This one is delicate: you need to navigate the politics that infest every workplace.

Once you’ve started giving positive attention to those in your team or peer group, more will start to come your way.

You may find this manifests as an interest in your projects rather than your character, and should handle it accordingly.

We all respond differently to pressure, but when receiving attention for your energy or attainment in the office, it is imperative to give credit where it is due, and be quick to talk about what you might do to improve next time around.

Especially if you are a writer, try to remain humble even if doing well, and be grateful for the eyes on your work.

At home:

Just like in the giving section, I’d wager there are myriad unanswered messages in your many inboxes from friends who you might not have put the effort into getting back to.

It is always worth cultivating attention from these sources, within reason, because you can set expectations at a distance. If you’ve not made the time for people, have the courage to explain why.

In your personal life:

If you are as lucky as I am, sometimes when you are out socialising your friends will ask about your writing – without wishing to hear you rant and rave about how hard it is.

What happens next can be a beautiful moment or a conversation killer depending on your reaction.

I will often say thank you for asking and then try to move on to the creative exploits of others (how are the piano lessons coming on?) but if your peer wants to know and presses, it is ok to be honest about how you feel: we’d all like more amazon reviews, or endorsement from better writers, or more hours in the day, but the fact remains that we would get these things if we did two things.

  • Work harder
  • Ask for help – this is where your friends come in

I have been lucky to have a lot of help from friends in the form of reviews, introductions to their connections, and help with social media channels I don’t understand like instagram.

For me, it was as easy as saying “I’d love some help”.

What to do if you (and your writing) aren’t getting any attention:

As you’re no doubt aware, we’re all very busy.

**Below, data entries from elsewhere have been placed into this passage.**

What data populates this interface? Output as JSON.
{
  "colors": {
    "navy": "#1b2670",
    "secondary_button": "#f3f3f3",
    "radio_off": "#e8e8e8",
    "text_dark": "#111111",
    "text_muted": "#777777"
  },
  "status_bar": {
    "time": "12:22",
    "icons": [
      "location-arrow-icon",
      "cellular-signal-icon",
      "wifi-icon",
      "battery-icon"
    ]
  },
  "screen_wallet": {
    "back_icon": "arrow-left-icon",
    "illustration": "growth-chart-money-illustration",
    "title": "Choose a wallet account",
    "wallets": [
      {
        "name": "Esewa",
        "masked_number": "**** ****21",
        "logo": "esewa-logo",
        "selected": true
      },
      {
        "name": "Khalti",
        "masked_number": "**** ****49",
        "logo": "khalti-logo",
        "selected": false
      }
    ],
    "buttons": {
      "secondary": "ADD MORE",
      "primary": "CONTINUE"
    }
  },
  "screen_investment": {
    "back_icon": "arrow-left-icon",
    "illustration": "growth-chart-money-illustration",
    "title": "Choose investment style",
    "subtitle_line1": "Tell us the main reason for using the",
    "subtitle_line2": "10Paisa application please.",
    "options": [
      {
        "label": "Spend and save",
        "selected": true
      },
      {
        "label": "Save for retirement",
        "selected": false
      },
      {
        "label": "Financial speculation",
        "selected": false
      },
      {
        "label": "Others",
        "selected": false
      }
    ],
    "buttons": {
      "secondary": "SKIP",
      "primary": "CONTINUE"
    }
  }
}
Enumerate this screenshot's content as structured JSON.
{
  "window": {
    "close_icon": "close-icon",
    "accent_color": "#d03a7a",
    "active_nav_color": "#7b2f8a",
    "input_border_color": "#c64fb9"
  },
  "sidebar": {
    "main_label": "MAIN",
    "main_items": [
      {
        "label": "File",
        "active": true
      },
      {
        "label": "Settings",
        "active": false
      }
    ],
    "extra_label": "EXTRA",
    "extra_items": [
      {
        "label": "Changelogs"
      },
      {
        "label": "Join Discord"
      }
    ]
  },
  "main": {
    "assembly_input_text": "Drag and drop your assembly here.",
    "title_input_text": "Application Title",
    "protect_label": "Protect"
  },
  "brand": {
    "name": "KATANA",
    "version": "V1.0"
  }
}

Turning that “busy-ness” into productivity is key, along with sticking to a tight schedule.

This is without a doubt the hardest part, and why a lot of people get stuck and give up.

I haven’t written on this blog in five months.

Ebook4, ‘the City of This’, is at this point over a year late.

God knows what my shameful hiding from my responsibilities means for the novel and the album.

I can promise you though; they might remain late, but never forever.


“Turning inactivity into frustration, and that frustration into motivation is a key stepping stone from outright failing to struggling.” – TheGSW


It’s no surprise that recent conversations, along with a fresh review have lead to this blog, and more.

I’ll be making sure of that.